That’s because most of us don’t think of hacking as a crime like breaking and entering. Before the D.N.C. break-in, I thought of hacking as a prank by mischievous tech-savvy people to get revenge. When North Koreans hacked Sony Pictures in 2014 in retaliation for making the satire “The Interview,” I was much more disturbed by the embarrassing things the movie executives said in emails to one another than by how easy it was for a dictator to punish critics in the United States. It wasn’t until I lived through the Russian hackings of Democratic staff members and organizations that I realized how dangerous such an attitude could be. [Continue reading…]
Glenn Greenwald insists that “there is no evidence” that Putin instigated the DNC hacking. As a lawyer, Greenwald must know that when he says this, he is lying — not mispeaking, not being mistaken, not confused, but lying. Why so?
It’s perfectly legitimate to argue that evidence, if it exists, should be presented to the public so that Americans are not being asked to accept the claims of the intelligence agencies simply in good faith. Just because James Clapper says something happened doesn’t make it true.
But there is a huge difference between protesting against the fact that we have not seen the evidence and claiming that such evidence does not exist.
What Greenwald is doing, is what the Russians themselves are doing by dismissing these accusations as baseless speculation.

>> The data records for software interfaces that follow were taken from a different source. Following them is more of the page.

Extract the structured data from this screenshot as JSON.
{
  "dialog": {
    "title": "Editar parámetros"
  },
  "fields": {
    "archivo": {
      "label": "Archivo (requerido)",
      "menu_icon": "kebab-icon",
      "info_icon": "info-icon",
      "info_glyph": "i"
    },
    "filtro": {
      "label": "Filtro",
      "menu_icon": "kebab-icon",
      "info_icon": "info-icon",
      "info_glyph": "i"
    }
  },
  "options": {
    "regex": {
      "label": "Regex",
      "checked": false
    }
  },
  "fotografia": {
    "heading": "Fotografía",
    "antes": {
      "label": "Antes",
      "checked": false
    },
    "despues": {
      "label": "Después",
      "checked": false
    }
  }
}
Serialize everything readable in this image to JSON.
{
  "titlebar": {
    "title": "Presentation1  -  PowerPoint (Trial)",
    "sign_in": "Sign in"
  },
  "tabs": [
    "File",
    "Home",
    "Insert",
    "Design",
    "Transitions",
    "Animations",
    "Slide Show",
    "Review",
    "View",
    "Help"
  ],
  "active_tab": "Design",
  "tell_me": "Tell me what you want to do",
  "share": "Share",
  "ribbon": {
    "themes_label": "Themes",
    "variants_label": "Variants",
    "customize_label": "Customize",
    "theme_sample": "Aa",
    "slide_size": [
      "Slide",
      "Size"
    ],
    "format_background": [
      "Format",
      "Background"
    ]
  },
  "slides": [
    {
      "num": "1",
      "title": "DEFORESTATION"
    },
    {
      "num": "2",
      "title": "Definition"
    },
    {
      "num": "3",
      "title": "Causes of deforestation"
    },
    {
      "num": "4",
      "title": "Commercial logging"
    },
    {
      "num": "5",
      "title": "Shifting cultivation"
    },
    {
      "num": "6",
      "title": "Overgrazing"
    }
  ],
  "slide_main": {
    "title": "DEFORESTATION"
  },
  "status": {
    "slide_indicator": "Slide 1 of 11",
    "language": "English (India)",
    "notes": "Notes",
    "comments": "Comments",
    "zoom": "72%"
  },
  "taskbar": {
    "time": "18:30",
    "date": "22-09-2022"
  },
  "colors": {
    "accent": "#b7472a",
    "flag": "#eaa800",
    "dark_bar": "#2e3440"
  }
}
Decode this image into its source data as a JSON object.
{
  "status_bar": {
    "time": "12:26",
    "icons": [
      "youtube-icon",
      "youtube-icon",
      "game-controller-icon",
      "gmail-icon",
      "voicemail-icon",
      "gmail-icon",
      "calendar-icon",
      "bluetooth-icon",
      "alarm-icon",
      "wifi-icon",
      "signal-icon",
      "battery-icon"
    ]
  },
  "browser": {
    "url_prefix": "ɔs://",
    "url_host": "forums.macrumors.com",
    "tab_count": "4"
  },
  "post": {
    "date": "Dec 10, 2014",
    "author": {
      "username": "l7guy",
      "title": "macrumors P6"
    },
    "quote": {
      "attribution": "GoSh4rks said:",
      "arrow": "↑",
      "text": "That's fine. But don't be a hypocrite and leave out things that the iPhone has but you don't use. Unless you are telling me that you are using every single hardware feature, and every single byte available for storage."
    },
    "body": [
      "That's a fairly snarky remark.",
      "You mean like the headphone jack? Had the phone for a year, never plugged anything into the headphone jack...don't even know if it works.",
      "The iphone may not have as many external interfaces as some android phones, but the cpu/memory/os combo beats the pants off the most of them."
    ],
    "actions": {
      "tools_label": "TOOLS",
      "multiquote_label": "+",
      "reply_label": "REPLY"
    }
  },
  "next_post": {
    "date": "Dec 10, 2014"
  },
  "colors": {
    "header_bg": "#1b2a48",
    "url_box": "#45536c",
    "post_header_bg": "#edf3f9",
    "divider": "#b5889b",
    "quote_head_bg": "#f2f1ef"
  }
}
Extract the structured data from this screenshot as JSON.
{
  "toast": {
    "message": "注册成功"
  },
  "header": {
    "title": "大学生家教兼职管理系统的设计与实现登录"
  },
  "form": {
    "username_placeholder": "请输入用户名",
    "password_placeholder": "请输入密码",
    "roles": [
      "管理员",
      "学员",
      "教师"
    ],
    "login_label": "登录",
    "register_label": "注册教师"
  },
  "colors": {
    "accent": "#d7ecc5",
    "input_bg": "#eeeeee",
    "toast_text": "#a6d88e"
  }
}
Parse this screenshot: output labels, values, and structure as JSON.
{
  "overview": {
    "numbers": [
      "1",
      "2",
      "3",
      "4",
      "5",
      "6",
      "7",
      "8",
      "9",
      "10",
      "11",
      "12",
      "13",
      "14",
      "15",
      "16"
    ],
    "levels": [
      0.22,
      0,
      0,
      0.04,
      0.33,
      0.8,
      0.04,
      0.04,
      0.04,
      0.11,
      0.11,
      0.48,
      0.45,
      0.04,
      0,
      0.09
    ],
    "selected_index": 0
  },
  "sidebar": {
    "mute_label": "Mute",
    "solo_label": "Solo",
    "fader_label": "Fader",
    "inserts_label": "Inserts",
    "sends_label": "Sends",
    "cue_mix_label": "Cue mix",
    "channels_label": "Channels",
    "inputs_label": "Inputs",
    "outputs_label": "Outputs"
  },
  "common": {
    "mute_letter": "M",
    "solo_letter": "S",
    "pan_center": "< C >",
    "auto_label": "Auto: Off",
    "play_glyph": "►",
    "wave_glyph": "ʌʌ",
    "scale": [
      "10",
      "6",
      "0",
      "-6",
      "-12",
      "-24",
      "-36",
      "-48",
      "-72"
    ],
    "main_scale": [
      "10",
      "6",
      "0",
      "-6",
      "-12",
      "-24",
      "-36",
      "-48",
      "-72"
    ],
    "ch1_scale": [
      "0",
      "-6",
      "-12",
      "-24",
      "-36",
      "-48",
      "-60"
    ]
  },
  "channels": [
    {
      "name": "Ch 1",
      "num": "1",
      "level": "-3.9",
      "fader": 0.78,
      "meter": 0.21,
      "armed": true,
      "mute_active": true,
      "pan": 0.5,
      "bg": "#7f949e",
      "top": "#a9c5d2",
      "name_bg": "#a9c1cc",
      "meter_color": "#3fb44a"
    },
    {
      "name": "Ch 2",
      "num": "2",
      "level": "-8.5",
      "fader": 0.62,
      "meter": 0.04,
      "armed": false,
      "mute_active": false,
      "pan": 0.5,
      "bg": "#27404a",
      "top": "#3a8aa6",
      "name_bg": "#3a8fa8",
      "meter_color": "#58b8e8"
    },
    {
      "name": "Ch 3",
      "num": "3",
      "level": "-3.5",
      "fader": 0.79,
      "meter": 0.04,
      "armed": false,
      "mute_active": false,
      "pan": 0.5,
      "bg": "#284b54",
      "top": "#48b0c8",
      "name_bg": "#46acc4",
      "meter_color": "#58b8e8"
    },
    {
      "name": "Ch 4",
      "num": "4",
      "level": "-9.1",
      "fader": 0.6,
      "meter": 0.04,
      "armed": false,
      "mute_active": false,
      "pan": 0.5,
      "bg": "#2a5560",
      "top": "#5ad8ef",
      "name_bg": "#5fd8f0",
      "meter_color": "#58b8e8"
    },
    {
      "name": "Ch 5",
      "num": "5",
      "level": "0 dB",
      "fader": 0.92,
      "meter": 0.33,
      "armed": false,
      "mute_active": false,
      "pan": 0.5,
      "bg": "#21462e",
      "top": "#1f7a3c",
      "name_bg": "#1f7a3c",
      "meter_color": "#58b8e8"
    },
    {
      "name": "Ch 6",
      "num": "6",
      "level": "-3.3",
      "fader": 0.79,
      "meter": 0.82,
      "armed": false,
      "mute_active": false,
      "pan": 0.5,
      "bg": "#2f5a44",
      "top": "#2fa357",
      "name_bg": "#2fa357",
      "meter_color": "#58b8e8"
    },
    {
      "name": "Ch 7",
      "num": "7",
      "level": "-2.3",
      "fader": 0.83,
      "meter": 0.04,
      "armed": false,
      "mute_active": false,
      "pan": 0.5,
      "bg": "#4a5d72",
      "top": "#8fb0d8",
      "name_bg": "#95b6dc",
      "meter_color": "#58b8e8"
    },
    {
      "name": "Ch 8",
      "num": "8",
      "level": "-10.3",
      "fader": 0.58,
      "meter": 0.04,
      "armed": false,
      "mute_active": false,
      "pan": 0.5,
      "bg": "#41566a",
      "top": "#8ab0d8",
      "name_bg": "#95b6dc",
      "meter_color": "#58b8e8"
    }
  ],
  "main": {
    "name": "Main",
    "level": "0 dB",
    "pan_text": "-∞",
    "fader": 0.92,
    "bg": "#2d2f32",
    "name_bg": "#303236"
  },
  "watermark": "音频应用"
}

The line distinguishing between the presentation of evidence and the existence of evidence is purposefully being obscured. It is being obscured in order to deceive an audience that lacks the discernment to spot the difference.